A Pinellas grand jury agreed Thursday to investigate the County Commission's controversial purchase last month of Property Appraiser Jim Smith's private land for $225,000.
Pinellas-Pasco State Attorney Bernie McCabe initiated the investigation after a series of stories in the St. Petersburg Times.
It is thought to be the first such examination of a local government in Pinellas County since 1995. That year, a grand jury focused on Kenneth City Police Department officials.
The involvement of the grand jury came as the different players in the drama lined up legal representation.
Next week, the commission will consider whether to hire outside legal counsel to represent its interests before the grand jury.
County Commissioner Ken Welch said the inquiry is necessary.
"We've been damaged terribly by this," Welch said. "I think it's needed, quite frankly, in order to restore public trust."
Smith, 67, Pinellas' elected property appraiser since 1988, retained Clearwater attorney Lou Kwall. He said he welcomed the grand jury's work.
"The truth will be heard," Smith said, "and I think that's going to be good for me."
The county initiated the land buy in March after Smith complained work crews had damaged his vacant East Lake lot during flood control work.
Exactly what the grand jury hears about the land transaction won't be disclosed. Nor is it clear how broad a net it will cast in calling witnesses and investigating Pinellas government.
Grand jury proceedings are not open to the public. Its 21 members, randomly selected citizens, are barred from talking publicly about their activities. And those who testify before them can't disclose information either.
Grand juries in Florida have broad investigative authority. They can examine criminal activity as well as noncriminal ethical and legal violations. The state Supreme Court gives them the authority to investigate whether public officials have been "incompetent or lax in the performance of their duties."

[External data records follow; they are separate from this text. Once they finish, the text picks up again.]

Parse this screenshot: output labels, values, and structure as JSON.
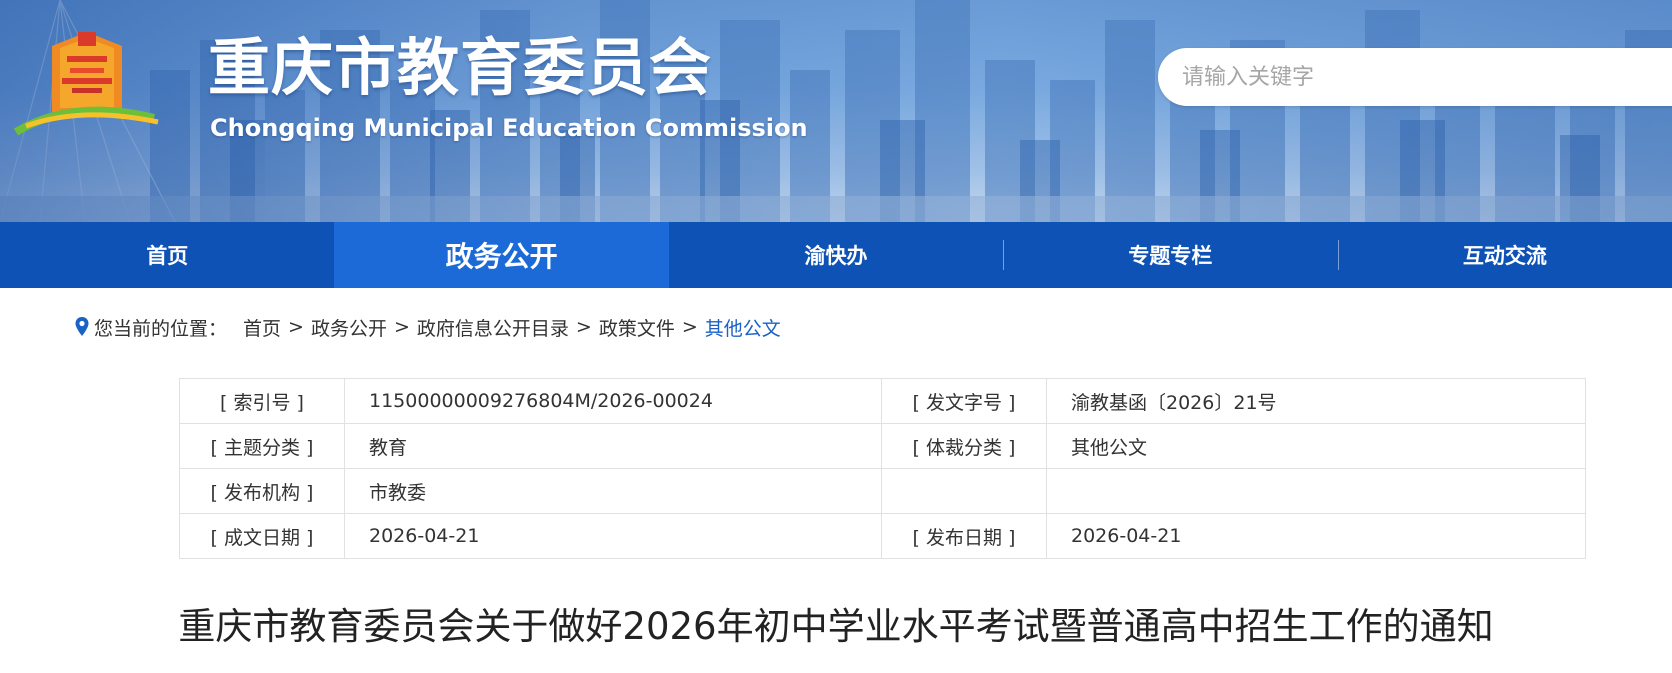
{
  "header": {
    "title": "重庆市教育委员会",
    "subtitle": "Chongqing Municipal Education Commission",
    "logo_icon": "chongqing-edu-logo-icon",
    "search": {
      "placeholder": "请输入关键字",
      "value": ""
    }
  },
  "nav": {
    "items": [
      {
        "label": "首页",
        "active": false
      },
      {
        "label": "政务公开",
        "active": true
      },
      {
        "label": "渝快办",
        "active": false
      },
      {
        "label": "专题专栏",
        "active": false
      },
      {
        "label": "互动交流",
        "active": false
      }
    ]
  },
  "breadcrumb": {
    "label": "您当前的位置：",
    "icon": "location-pin-icon",
    "items": [
      "首页",
      "政务公开",
      "政府信息公开目录",
      "政策文件",
      "其他公文"
    ],
    "separator": ">"
  },
  "info": {
    "rows": [
      {
        "k1": "[ 索引号 ]",
        "v1": "11500000009276804M/2026-00024",
        "k2": "[ 发文字号 ]",
        "v2": "渝教基函〔2026〕21号"
      },
      {
        "k1": "[ 主题分类 ]",
        "v1": "教育",
        "k2": "[ 体裁分类 ]",
        "v2": "其他公文"
      },
      {
        "k1": "[ 发布机构 ]",
        "v1": "市教委",
        "k2": "",
        "v2": ""
      },
      {
        "k1": "[ 成文日期 ]",
        "v1": "2026-04-21",
        "k2": "[ 发布日期 ]",
        "v2": "2026-04-21"
      }
    ]
  },
  "article": {
    "title": "重庆市教育委员会关于做好2026年初中学业水平考试暨普通高中招生工作的通知"
  },
  "colors": {
    "nav_bg": "#0e52b5",
    "nav_active": "#1c6ad7",
    "link_current": "#1a62c6"
  }
}
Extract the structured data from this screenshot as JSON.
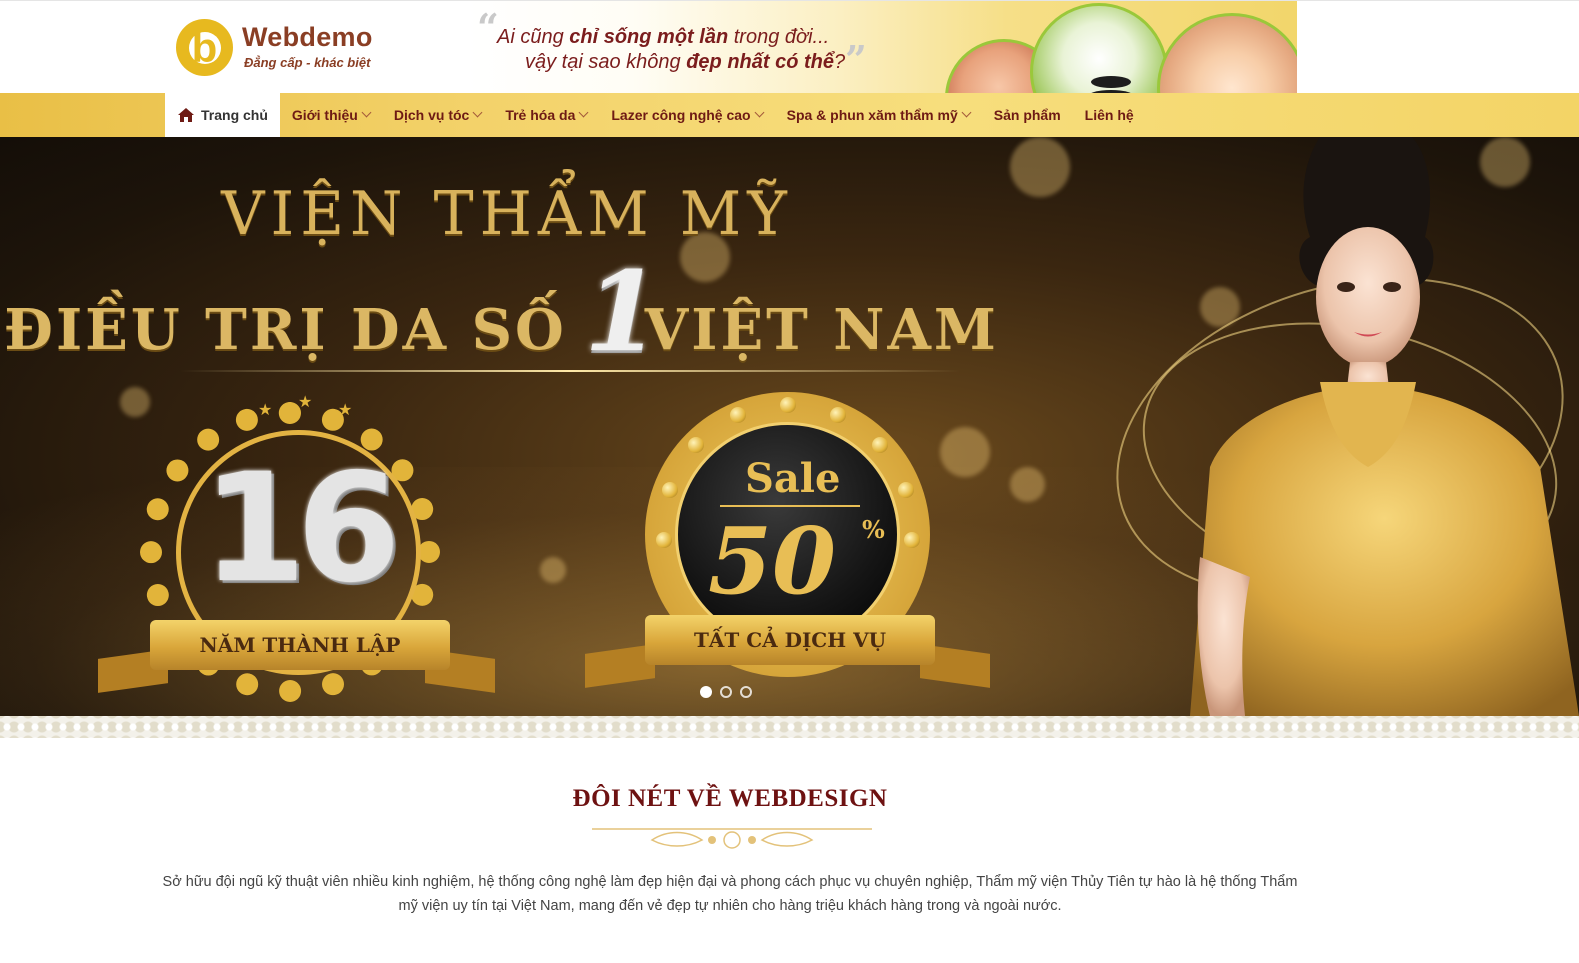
{
  "colors": {
    "brand_brown": "#8a3e24",
    "gold": "#e7b91f",
    "nav_text": "#6e1a14",
    "title_red": "#6e1212"
  },
  "header": {
    "logo_letter": "b",
    "logo_name": "Webdemo",
    "logo_slogan": "Đẳng cấp - khác biệt",
    "quote": {
      "open_mark": "“",
      "line1_a": "Ai cũng ",
      "line1_b": "chỉ sống một lần",
      "line1_c": " trong đời...",
      "line2_a": "vậy tại sao không ",
      "line2_b": "đẹp nhất có thể",
      "line2_c": "?",
      "close_mark": "”"
    }
  },
  "nav": {
    "items": [
      {
        "label": "Trang chủ",
        "icon": "home-icon",
        "active": true,
        "dropdown": false
      },
      {
        "label": "Giới thiệu",
        "active": false,
        "dropdown": true
      },
      {
        "label": "Dịch vụ tóc",
        "active": false,
        "dropdown": true
      },
      {
        "label": "Trẻ hóa da",
        "active": false,
        "dropdown": true
      },
      {
        "label": "Lazer công nghệ cao",
        "active": false,
        "dropdown": true
      },
      {
        "label": "Spa & phun xăm thẩm mỹ",
        "active": false,
        "dropdown": true
      },
      {
        "label": "Sản phẩm",
        "active": false,
        "dropdown": false
      },
      {
        "label": "Liên hệ",
        "active": false,
        "dropdown": false
      }
    ]
  },
  "hero": {
    "title_line1": "VIỆN THẨM MỸ",
    "title_line2_a": "ĐIỀU TRỊ DA SỐ",
    "title_line2_b": "VIỆT NAM",
    "rank_number": "1",
    "badge_years_number": "16",
    "badge_years_label": "NĂM THÀNH LẬP",
    "badge_sale_word": "Sale",
    "badge_sale_number": "50",
    "badge_sale_percent": "%",
    "badge_sale_label": "TẤT CẢ DỊCH VỤ",
    "slider": {
      "total": 3,
      "active": 1
    }
  },
  "about": {
    "title": "ĐÔI NÉT VỀ WEBDESIGN",
    "body": "Sở hữu đội ngũ kỹ thuật viên nhiều kinh nghiệm, hệ thống công nghệ làm đẹp hiện đại và phong cách phục vụ chuyên nghiệp, Thẩm mỹ viện Thủy Tiên tự hào là hệ thống Thẩm mỹ viện uy tín tại Việt Nam, mang đến vẻ đẹp tự nhiên cho hàng triệu khách hàng trong và ngoài nước."
  }
}
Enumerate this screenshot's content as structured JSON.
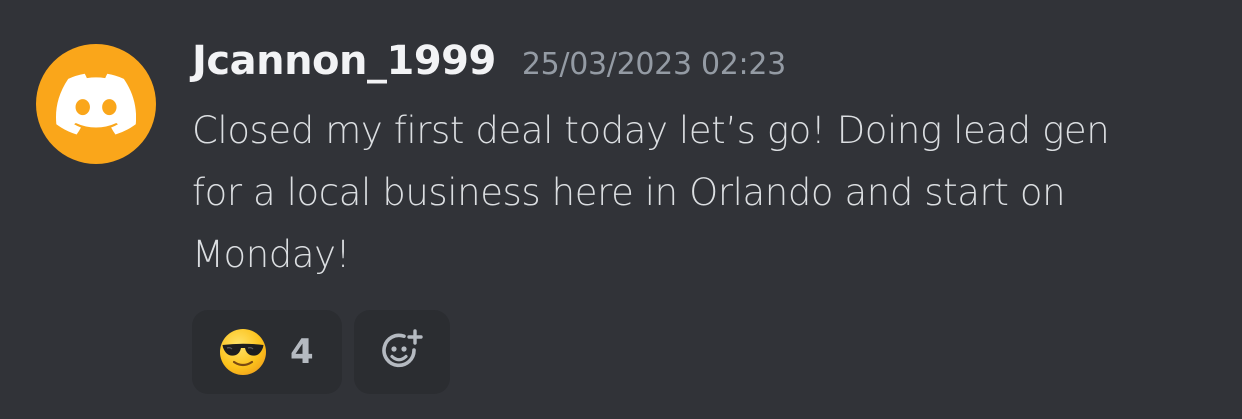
{
  "message": {
    "author": "Jcannon_1999",
    "timestamp": "25/03/2023 02:23",
    "content": "Closed my first deal today let’s go! Doing lead gen\nfor a local business here in Orlando and start on\nMonday!",
    "avatar_icon": "discord-logo-icon",
    "avatar_color": "#faa61a"
  },
  "reactions": [
    {
      "emoji": "smiling-face-with-sunglasses-icon",
      "count": "4"
    }
  ],
  "add_reaction_icon": "add-reaction-icon",
  "colors": {
    "background": "#313338",
    "reaction_background": "#2b2d31",
    "username": "#f2f3f5",
    "timestamp": "#949ba4",
    "text": "#dbdee1"
  }
}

McCabe's office said the current grand jury will begin considering the matter Thursday at the county Criminal Court Complex in Clearwater.
The current jury was convened in May and will sit until the end of November. Grand jury terms can be extended.
County officials now acknowledge the purchase of Smith's 1.5-acre parcel was handled irregularly and too quickly. The County Commission voted June 5 to buy the land, at nearly four times what Smith's own office had valued the property at for tax purposes.
The deal came only after Smith's intense lobbying of several top officials, the threat of a lawsuit from his private attorney and County Attorney Susan Churuti's unusual agreement to represent Smith's interests in the deal.
But those key details were withheld initially from the public. And Churuti did not disclose her dual role to the County Commission.
"It shouldn't have happened," Welch said. "You can't represent the county and an individual who is threatening a lawsuit against the county and trying to sell the county land."
Staff writer Curtis Krueger and researcher Caryn Baird contributed to this report. Will Van Sant can be reached at firstname.lastname@example.org or 727-445-4166.